Adoption has been one barrier to the emergence of digital health technologies, as can commonly be the case with any new technology. But signs suggest that this is a barrier we are now overcoming, with the recent pandemic being a key contributing factor to this. At the same Royal Society of Medicine conference, Dr John O’Dowd presented his ‘Pathway through Pain’ product, a DTx developed to mitigate back pain. The product was developed almost a decade ago, based on a proven face-to-face programme. O’Dowd explained that when the product was originally released, it proved to be “a complete flop.” However, fast-forward 10 years and despite little development of the product during this time it has now become commonly used. Even more fascinating is that O’Dowd explained this digital version of the therapy is on course to achieve equivalent or better results to in-person therapy in clinical evaluations.
Another barrier for DTx is where the liability lies. In a sea of so many health apps, including but by no means limited to digital therapeutics, how does a GP identify and recommend offerings which are clinically proven and trustworthy? Added to this is the unimaginable complexity of integrating a whole new genre of therapeutics into existing healthcare systems and regulatory landscapes around the globe. There may be plenty of innovations out there, but only a finite few with the appetite and the budget to push them through to market.
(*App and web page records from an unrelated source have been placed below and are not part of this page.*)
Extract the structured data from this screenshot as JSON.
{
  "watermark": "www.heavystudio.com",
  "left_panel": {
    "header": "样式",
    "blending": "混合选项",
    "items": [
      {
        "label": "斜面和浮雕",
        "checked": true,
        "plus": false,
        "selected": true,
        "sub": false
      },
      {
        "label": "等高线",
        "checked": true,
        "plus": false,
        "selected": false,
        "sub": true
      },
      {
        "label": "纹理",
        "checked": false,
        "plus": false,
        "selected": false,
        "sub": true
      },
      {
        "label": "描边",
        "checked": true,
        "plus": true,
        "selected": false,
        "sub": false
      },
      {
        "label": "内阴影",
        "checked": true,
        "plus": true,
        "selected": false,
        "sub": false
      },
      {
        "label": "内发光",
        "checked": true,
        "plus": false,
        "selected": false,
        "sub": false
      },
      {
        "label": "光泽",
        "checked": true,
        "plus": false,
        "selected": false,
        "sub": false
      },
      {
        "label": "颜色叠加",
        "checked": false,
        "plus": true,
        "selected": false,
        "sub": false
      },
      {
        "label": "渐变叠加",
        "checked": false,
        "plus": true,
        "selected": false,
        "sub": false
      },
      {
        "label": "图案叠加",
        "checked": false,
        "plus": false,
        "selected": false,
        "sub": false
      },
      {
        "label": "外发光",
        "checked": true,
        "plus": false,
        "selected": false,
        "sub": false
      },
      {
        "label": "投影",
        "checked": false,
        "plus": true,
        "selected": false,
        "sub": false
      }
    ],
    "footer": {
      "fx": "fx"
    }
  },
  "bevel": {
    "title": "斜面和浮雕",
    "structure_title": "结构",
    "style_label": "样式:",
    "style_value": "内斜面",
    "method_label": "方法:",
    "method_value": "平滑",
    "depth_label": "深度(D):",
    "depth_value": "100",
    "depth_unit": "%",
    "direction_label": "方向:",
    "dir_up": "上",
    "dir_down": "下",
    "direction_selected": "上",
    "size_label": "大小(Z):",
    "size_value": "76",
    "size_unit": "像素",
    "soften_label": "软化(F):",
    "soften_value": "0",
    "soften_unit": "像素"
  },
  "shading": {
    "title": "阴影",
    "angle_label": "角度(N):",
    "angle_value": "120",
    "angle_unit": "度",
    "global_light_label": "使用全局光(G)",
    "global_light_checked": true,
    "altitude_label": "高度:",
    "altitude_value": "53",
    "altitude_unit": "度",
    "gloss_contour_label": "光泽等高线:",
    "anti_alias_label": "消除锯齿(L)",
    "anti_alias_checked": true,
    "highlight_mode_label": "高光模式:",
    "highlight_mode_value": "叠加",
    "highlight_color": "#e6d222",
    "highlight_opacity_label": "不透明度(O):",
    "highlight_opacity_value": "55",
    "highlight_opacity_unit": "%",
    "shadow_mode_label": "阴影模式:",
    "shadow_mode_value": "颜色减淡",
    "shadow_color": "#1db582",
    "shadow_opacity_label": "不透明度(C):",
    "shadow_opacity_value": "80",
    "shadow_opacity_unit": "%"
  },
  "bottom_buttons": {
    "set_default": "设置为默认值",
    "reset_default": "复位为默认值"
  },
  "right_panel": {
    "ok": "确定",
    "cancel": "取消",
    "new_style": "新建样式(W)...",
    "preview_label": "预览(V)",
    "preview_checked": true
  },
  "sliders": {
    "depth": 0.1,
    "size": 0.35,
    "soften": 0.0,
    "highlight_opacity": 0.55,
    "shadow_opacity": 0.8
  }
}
Finally, a barrier which is in vogue for almost any area of digital innovation today is data. Medical data is sensitive by nature, and even if a given patient community is willing to share it, the other party must still accept responsibility for storing and managing it. This issue of ownership may never have a simple answer, and the nuances of how it gets addressed will vary on a geographical level. It’s clear however, that any resolution requires a certain degree of trust and transparency between patient and service provider.